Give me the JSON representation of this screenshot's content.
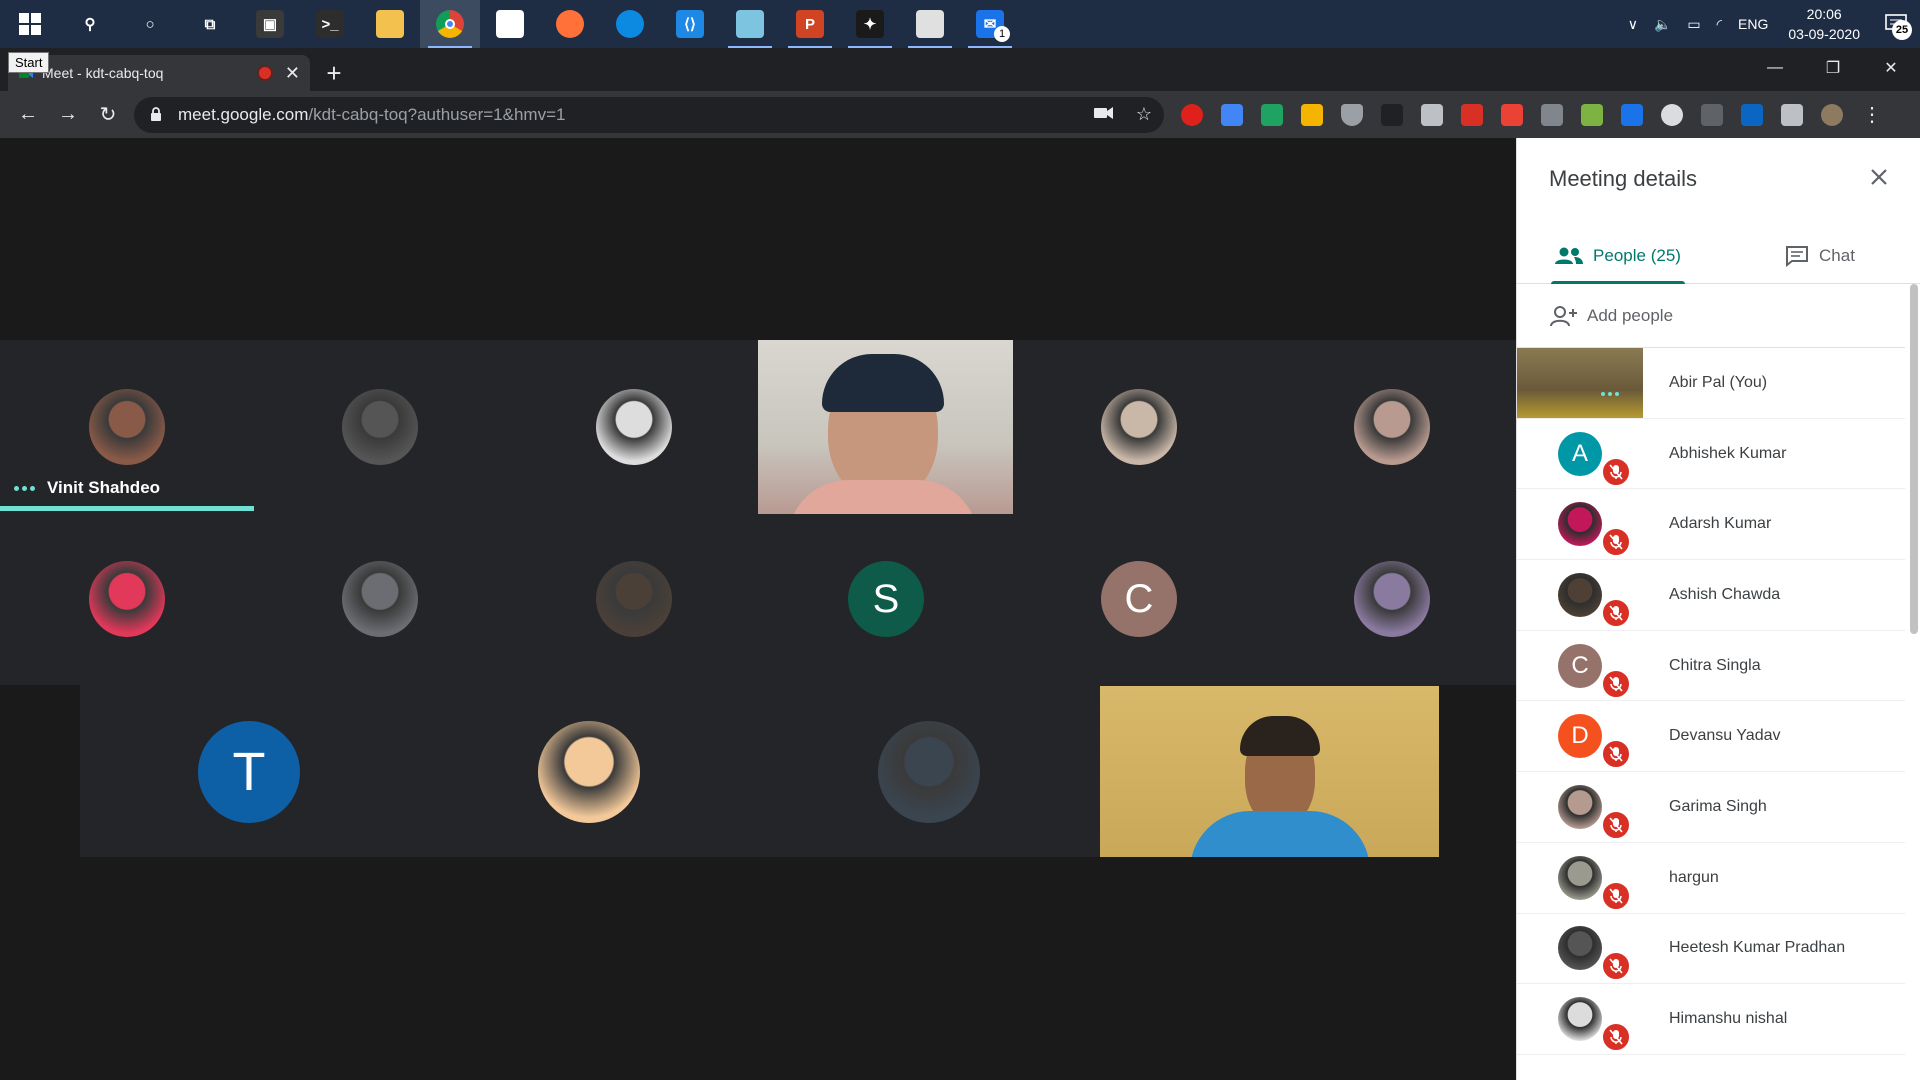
{
  "taskbar": {
    "start_tooltip": "Start",
    "apps": [
      {
        "name": "search-icon",
        "color": "#1f2d44",
        "glyph": "⚲"
      },
      {
        "name": "cortana-icon",
        "color": "#1f2d44",
        "glyph": "○"
      },
      {
        "name": "task-view-icon",
        "color": "#1f2d44",
        "glyph": "⧉"
      },
      {
        "name": "notepad-icon",
        "color": "#3a3a3a",
        "glyph": "▣"
      },
      {
        "name": "terminal-icon",
        "color": "#2d2d2d",
        "glyph": ">_"
      },
      {
        "name": "file-explorer-icon",
        "color": "#f2c14e",
        "glyph": ""
      },
      {
        "name": "chrome-icon",
        "color": "#db4437",
        "glyph": ""
      },
      {
        "name": "store-icon",
        "color": "#ffffff",
        "glyph": ""
      },
      {
        "name": "firefox-icon",
        "color": "#ff7139",
        "glyph": ""
      },
      {
        "name": "edge-icon",
        "color": "#0c8ae1",
        "glyph": ""
      },
      {
        "name": "vscode-icon",
        "color": "#1e88e5",
        "glyph": "⟨⟩"
      },
      {
        "name": "pen-app-icon",
        "color": "#7cc4e0",
        "glyph": ""
      },
      {
        "name": "powerpoint-icon",
        "color": "#d04423",
        "glyph": "P"
      },
      {
        "name": "figma-icon",
        "color": "#1a1a1a",
        "glyph": "✦"
      },
      {
        "name": "paint-icon",
        "color": "#e0e0e0",
        "glyph": ""
      },
      {
        "name": "mail-icon",
        "color": "#1a73e8",
        "glyph": "✉"
      }
    ],
    "lang": "ENG",
    "time": "20:06",
    "date": "03-09-2020",
    "notif_count": "25"
  },
  "browser": {
    "tab_title": "Meet - kdt-cabq-toq",
    "url_host": "meet.google.com",
    "url_path": "/kdt-cabq-toq?authuser=1&hmv=1"
  },
  "stage": {
    "active_speaker": "Vinit Shahdeo",
    "row1": [
      {
        "name": "Vinit Shahdeo",
        "kind": "photo",
        "color": "#8a5a48"
      },
      {
        "name": "participant-2",
        "kind": "photo",
        "color": "#555"
      },
      {
        "name": "participant-3",
        "kind": "photo",
        "color": "#ddd"
      },
      {
        "name": "video-1",
        "kind": "video"
      },
      {
        "name": "participant-5",
        "kind": "photo",
        "color": "#c9b7a8"
      },
      {
        "name": "participant-6",
        "kind": "photo",
        "color": "#b89a90"
      }
    ],
    "row2": [
      {
        "name": "participant-7",
        "kind": "photo",
        "color": "#e2385a"
      },
      {
        "name": "participant-8",
        "kind": "photo",
        "color": "#6b6d72"
      },
      {
        "name": "participant-9",
        "kind": "photo",
        "color": "#4a4038"
      },
      {
        "name": "S",
        "kind": "letter",
        "color": "#0d5b48"
      },
      {
        "name": "C",
        "kind": "letter",
        "color": "#95736a"
      },
      {
        "name": "participant-12",
        "kind": "photo",
        "color": "#8a7aa0"
      }
    ],
    "row3": [
      {
        "name": "T",
        "kind": "letter",
        "color": "#0d5fa6"
      },
      {
        "name": "participant-14",
        "kind": "photo",
        "color": "#f3c99a"
      },
      {
        "name": "participant-15",
        "kind": "photo",
        "color": "#3a4550"
      },
      {
        "name": "video-2",
        "kind": "video"
      }
    ]
  },
  "panel": {
    "title": "Meeting details",
    "tab_people": "People (25)",
    "tab_chat": "Chat",
    "add_people": "Add people",
    "people": [
      {
        "name": "Abir Pal (You)",
        "letter": "",
        "color": "#6b5a40",
        "muted": false,
        "self": true
      },
      {
        "name": "Abhishek Kumar",
        "letter": "A",
        "color": "#0097a7",
        "muted": true
      },
      {
        "name": "Adarsh Kumar",
        "letter": "",
        "color": "#c2185b",
        "muted": true
      },
      {
        "name": "Ashish Chawda",
        "letter": "",
        "color": "#4e4034",
        "muted": true
      },
      {
        "name": "Chitra Singla",
        "letter": "C",
        "color": "#95736a",
        "muted": true
      },
      {
        "name": "Devansu Yadav",
        "letter": "D",
        "color": "#f4511e",
        "muted": true
      },
      {
        "name": "Garima Singh",
        "letter": "",
        "color": "#b59a90",
        "muted": true
      },
      {
        "name": "hargun",
        "letter": "",
        "color": "#9a9a8e",
        "muted": true
      },
      {
        "name": "Heetesh Kumar Pradhan",
        "letter": "",
        "color": "#555555",
        "muted": true
      },
      {
        "name": "Himanshu nishal",
        "letter": "",
        "color": "#dcdcdc",
        "muted": true
      }
    ]
  },
  "colors": {
    "accent": "#00796b",
    "mute_red": "#d93025",
    "speaker": "#6fe0d4"
  }
}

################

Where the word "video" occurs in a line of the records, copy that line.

Exercise solution =>
        "name": "video-1",
        "kind": "video"
        "name": "video-2",
        "kind": "video"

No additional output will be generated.